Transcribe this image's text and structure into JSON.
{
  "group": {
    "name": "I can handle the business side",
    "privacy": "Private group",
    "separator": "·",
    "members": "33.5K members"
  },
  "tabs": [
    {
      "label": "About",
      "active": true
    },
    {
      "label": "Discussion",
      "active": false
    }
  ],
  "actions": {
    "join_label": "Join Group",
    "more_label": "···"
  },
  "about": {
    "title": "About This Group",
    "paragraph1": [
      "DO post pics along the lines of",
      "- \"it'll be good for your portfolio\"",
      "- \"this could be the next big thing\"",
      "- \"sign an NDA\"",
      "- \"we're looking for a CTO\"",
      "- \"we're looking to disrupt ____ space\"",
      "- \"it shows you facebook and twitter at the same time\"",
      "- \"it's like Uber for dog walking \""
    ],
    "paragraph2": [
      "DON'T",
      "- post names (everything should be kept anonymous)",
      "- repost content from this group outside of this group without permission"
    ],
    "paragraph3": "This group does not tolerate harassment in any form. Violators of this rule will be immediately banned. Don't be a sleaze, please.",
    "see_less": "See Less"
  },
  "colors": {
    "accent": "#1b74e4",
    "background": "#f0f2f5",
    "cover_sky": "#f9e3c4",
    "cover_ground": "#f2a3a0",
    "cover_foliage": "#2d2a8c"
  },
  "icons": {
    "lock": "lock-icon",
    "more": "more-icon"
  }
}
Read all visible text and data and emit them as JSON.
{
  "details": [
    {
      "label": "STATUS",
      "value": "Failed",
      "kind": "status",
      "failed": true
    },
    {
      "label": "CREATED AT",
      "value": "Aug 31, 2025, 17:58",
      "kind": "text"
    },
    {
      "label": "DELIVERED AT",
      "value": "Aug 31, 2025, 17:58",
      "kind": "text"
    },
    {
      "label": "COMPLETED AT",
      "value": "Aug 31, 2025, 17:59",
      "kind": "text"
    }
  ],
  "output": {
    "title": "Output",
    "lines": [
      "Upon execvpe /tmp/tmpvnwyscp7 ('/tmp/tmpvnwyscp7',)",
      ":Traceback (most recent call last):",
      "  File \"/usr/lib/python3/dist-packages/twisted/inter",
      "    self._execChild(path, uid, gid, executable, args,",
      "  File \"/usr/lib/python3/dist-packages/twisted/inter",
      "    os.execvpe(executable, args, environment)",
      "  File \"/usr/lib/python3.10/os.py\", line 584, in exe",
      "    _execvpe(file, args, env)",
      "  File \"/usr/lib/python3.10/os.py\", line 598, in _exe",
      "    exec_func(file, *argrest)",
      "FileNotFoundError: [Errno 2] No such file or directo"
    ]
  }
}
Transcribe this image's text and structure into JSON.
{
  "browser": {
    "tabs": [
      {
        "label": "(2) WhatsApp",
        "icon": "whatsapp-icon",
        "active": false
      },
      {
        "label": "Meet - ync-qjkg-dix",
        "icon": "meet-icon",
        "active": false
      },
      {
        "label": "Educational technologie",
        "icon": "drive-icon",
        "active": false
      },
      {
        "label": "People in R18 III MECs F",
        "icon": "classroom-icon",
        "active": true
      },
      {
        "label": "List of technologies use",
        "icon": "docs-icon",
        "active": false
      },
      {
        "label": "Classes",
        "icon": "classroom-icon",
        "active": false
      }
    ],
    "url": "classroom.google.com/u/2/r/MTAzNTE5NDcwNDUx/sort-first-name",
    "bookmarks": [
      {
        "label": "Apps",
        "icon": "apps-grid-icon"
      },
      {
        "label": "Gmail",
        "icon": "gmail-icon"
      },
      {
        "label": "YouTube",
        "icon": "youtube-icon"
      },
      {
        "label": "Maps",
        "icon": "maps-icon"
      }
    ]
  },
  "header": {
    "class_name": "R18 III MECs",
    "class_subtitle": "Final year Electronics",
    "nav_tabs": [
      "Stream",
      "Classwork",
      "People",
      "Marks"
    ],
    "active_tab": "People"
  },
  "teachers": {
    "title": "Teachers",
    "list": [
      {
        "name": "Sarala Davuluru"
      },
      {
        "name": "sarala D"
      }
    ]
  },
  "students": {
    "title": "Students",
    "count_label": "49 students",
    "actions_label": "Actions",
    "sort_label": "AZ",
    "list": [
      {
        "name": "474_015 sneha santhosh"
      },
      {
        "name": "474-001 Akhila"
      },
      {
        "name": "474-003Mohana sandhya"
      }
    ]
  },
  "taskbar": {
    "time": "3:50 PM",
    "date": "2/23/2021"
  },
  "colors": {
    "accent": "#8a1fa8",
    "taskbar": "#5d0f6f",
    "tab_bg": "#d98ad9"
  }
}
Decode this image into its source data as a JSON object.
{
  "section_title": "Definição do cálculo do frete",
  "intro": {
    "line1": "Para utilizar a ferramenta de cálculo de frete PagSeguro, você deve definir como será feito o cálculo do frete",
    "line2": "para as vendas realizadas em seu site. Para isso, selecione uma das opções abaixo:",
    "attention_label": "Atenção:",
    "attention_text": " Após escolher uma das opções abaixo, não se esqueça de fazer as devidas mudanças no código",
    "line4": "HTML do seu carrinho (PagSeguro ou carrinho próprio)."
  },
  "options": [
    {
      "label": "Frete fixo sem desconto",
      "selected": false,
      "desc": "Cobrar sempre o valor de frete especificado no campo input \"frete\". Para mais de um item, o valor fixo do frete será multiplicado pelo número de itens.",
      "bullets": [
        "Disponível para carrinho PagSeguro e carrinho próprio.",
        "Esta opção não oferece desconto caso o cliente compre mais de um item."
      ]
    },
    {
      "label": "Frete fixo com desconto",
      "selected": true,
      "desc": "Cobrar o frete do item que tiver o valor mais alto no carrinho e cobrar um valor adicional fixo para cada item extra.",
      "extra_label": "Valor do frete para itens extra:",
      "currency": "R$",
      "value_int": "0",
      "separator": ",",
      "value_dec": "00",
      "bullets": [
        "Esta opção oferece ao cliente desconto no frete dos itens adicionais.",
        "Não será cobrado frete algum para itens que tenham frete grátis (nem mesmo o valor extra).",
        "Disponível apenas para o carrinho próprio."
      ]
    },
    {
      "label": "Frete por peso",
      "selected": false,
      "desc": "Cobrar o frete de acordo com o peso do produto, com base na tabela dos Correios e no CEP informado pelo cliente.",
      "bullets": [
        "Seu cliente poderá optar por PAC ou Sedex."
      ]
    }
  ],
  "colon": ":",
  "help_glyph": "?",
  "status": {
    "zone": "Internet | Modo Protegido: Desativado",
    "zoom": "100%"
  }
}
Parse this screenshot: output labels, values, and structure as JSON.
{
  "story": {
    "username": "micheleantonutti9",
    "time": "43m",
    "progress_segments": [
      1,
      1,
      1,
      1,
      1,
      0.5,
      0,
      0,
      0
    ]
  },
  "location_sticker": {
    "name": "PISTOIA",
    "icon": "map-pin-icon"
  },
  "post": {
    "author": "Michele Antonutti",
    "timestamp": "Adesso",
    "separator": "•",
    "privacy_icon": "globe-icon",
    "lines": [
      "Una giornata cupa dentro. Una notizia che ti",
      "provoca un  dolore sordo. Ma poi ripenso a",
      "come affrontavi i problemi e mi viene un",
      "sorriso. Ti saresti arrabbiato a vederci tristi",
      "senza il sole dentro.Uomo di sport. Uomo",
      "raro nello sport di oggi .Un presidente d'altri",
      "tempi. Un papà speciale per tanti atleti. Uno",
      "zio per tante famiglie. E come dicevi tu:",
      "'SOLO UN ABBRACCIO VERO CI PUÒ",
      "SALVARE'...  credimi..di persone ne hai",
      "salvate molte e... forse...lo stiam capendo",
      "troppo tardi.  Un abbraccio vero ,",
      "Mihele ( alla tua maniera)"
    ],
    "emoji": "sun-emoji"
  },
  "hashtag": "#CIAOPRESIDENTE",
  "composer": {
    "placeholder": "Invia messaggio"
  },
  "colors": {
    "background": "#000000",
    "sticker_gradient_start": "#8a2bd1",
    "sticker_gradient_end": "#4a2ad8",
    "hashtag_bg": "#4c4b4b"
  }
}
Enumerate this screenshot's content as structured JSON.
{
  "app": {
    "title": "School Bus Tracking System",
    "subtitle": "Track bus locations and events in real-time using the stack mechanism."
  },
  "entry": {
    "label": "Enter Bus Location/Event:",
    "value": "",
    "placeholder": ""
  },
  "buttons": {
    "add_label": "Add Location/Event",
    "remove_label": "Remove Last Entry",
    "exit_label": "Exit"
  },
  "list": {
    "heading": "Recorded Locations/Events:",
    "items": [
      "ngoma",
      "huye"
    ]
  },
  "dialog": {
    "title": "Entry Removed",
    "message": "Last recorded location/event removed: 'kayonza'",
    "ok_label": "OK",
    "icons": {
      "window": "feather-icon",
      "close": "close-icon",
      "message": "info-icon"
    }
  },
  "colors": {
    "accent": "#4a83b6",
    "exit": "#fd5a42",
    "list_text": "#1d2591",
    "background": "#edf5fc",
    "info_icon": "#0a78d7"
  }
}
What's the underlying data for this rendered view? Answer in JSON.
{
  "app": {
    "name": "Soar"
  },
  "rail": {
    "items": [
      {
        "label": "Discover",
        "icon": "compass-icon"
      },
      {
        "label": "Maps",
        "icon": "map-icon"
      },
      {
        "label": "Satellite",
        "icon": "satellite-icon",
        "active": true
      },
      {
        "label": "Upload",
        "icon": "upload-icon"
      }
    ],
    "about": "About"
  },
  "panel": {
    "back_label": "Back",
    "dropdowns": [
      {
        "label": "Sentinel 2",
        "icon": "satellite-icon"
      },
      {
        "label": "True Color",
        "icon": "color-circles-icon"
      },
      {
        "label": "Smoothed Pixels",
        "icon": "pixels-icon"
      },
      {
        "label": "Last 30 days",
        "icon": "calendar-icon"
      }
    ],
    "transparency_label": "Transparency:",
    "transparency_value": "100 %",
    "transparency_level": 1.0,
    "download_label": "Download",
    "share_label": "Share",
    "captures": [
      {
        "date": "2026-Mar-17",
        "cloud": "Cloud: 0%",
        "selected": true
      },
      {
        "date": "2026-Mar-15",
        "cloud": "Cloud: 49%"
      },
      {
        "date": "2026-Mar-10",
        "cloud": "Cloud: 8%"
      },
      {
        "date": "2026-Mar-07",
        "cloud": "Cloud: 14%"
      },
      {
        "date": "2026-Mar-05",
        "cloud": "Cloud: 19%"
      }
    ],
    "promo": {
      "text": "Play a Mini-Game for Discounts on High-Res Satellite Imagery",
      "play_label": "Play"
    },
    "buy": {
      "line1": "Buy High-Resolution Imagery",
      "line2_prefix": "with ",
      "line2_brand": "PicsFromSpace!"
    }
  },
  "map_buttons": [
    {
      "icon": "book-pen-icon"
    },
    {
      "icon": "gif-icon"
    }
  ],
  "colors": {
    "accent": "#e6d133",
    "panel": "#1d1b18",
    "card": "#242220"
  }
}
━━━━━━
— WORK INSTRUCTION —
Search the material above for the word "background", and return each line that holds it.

— WRITTEN SOLUTION —
    "background": "#f0f2f5",
    "background": "#000000",
    "background": "#edf5fc",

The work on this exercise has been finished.